One of Shakespeare’s most beloved comedies, As You Like It is the story of the romance between Orlando and Rosalind, children of dukes. Both have been exiled unjustly from the court to the forest of Arden. For safety in the forest Rosalind disguises herself as a young man named Ganymede. But she soon discovers that the disguise makes it hard to woo Orlando.
Director Jessica Pearce succeeded in created a show that moves quickly without feeling rushed. Scenes clip along nicely, and there was never any dead time or awkwardness on stage. Pearce also gave every actor fun little bits of stage business that added humor and charm to every scene. More substantively, Pearce created an excellent transition from the court to the forest of Arden, and the contrast between the two settings was so obvious that younger audience members can easily grasp the shift in location (even though the set did not change).
Lexi Thomsen creates an endearing Rosalind, whether she was pleading with Duke Frederick (played by Zach Vayo) to not exile her, or plotting how she would get Orlando to marry her. I also enjoyed how Thomsen created a nuanced performance while dressed as Ganymede. Instead of just playing a man, she played Rosalind trying to play a man—a subtle difference that added complexity to her scenes. By her side for most scenes was Allison Froh as Celia, Rosalind’s friend and confidante. The devotion and unfailing friendship that Celia had for Rosalind was apparent as Froh showed concern and compassion in scenes, such as their final court scene and when Rosalind flirts with Orlando while dressed as Ganymede.
As Orlando, Luke Vayo was strongest in the court scenes, where the character seemed to be at home in the refined, orderly life of civilized society. In the forest of Arden, though, the character basically bides his time, pining away as a lovesick fool and waiting for Rosalind to reveal herself. This gave the actor less material to work with, and the performance suffered as a result. The script also makes it difficult for Orlando and Rosalind to build a relationship because the two are hardly on stage together without Rosalind being disguised as a man. As a result, Thomsen and Luke Vayo showed little romantic chemistry with one another.
The supporting cast of As You Like It is surprisingly young, given the quality of this Shakespeare production. As Oliver (Orlando’s brother), Spencer Hohl had a believable change of heart and an excellent song in the second half of the play. The fight that Tennessee Tarrant (as Charles the wrestler) had with Orlando was exciting and realistic.

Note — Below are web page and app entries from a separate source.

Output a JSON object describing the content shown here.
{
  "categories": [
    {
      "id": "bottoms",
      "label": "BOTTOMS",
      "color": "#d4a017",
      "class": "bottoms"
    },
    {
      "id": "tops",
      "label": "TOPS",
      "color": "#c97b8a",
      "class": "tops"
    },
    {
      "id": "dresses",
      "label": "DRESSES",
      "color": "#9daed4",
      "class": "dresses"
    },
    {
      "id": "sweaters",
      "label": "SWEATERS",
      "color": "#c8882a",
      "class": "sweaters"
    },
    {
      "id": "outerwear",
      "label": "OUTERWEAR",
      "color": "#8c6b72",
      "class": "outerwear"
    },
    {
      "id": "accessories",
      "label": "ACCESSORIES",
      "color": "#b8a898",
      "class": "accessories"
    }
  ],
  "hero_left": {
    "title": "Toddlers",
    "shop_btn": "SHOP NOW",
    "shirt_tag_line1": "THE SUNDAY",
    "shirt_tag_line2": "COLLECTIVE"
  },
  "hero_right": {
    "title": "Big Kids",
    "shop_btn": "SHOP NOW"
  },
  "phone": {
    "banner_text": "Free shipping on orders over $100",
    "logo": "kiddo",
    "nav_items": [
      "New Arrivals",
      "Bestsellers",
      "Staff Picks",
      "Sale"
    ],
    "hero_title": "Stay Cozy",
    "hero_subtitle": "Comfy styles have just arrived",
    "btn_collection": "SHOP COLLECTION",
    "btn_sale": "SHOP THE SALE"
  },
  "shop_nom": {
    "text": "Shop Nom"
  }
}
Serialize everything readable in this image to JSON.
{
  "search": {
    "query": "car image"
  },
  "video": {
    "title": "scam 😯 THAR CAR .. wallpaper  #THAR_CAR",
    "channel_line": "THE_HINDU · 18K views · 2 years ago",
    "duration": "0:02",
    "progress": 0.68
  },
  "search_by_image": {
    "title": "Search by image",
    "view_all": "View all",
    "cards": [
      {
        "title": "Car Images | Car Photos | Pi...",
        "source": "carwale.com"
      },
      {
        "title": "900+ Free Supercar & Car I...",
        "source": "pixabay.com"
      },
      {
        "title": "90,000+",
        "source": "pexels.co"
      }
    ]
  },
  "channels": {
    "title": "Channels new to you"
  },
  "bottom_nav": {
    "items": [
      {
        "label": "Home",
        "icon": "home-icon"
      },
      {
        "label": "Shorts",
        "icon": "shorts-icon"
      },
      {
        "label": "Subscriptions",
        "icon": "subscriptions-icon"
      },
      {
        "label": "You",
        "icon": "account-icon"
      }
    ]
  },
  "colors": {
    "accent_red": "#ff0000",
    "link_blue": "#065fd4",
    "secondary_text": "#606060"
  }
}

And Tyler Miller‘s simple-minded Silvius had a great running gag that had me chuckling in each of his scenes. The other ensemble members excelled at creating the rustic feel of the forest of Arden.
Visually, the highlight of the evening was Thomas Hohl’s lighting design, which communicated scene changes effectively (important when the set never changes) and established an appropriate mood for every scene. The yellow lighting for the fight scene and the brightness of the final wedding scene were particularly noteworthy.
Despite the best efforts of cast and crew, there were some shortcomings in the play. Jacob Harmon played the role of Touchstone too seriously, which is fatal to a portrayal of a Shakespearean clown; the earnestness of his performance robbed the Touchstone-Audrey romance of its humor. Additionally, some of the costume pieces seemed to be lower quality, and the design (by Karissa Nelson, Cathy Maurer, and Christina Wilson) was unified for some scenes (like the famous “All the world’s a stage” scene) than others (like the court scenes). Finally, the script cutting reduces the secondary characters (especially Jaques) to mere talking set pieces.
But do these flaws matter? No. The purpose of this production is to create a digestible, fun, accessible Shakespeare play that shows newcomers that Shakespeare isn’t boring. Judged by this standard, As You Like It is a success. Pearce and her cast have created a production that strips the intimidation and fear from Shakespeare’s work and shows the audience how joyful a Shakespeare play can be. So, bring your kids, your coworkers, or your friends to this show. It may just be as you like it.